[Exercise brief] Return the lines of the data below in which the string "this" occurs.

[Records for the task]
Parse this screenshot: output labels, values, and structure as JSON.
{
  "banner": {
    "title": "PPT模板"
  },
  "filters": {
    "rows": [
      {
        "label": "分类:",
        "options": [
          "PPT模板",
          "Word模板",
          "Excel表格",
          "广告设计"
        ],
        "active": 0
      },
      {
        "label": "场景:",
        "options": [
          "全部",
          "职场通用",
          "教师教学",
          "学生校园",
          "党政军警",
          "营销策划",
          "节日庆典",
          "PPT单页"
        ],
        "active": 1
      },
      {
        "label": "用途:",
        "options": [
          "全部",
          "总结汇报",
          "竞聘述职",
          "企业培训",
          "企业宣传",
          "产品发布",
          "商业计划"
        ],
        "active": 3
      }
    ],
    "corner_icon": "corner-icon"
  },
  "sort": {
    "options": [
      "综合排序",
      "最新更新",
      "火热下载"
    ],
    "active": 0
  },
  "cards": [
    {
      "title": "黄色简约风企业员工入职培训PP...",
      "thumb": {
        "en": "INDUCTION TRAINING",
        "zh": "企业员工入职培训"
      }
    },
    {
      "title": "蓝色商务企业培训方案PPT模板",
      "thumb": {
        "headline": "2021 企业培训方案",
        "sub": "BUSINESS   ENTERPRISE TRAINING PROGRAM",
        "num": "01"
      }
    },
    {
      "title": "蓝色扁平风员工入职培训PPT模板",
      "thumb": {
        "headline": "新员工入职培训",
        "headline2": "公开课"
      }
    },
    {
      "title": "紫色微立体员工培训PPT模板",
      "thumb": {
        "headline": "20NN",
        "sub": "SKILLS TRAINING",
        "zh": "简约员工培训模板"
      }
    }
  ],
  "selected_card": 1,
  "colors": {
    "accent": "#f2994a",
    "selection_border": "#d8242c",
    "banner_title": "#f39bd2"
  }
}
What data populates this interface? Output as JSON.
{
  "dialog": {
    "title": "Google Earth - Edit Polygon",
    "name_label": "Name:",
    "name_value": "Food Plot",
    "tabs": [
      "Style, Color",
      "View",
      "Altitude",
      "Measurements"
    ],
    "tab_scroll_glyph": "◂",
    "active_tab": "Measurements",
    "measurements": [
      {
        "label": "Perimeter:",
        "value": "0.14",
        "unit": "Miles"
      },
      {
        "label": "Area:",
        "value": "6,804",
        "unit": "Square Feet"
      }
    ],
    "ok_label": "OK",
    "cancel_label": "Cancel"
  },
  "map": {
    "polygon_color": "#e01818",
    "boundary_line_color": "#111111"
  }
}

[Solution below]
Parse this screenshot: output labels, values, and structure as JSON.
What data populates this interface? Output as JSON.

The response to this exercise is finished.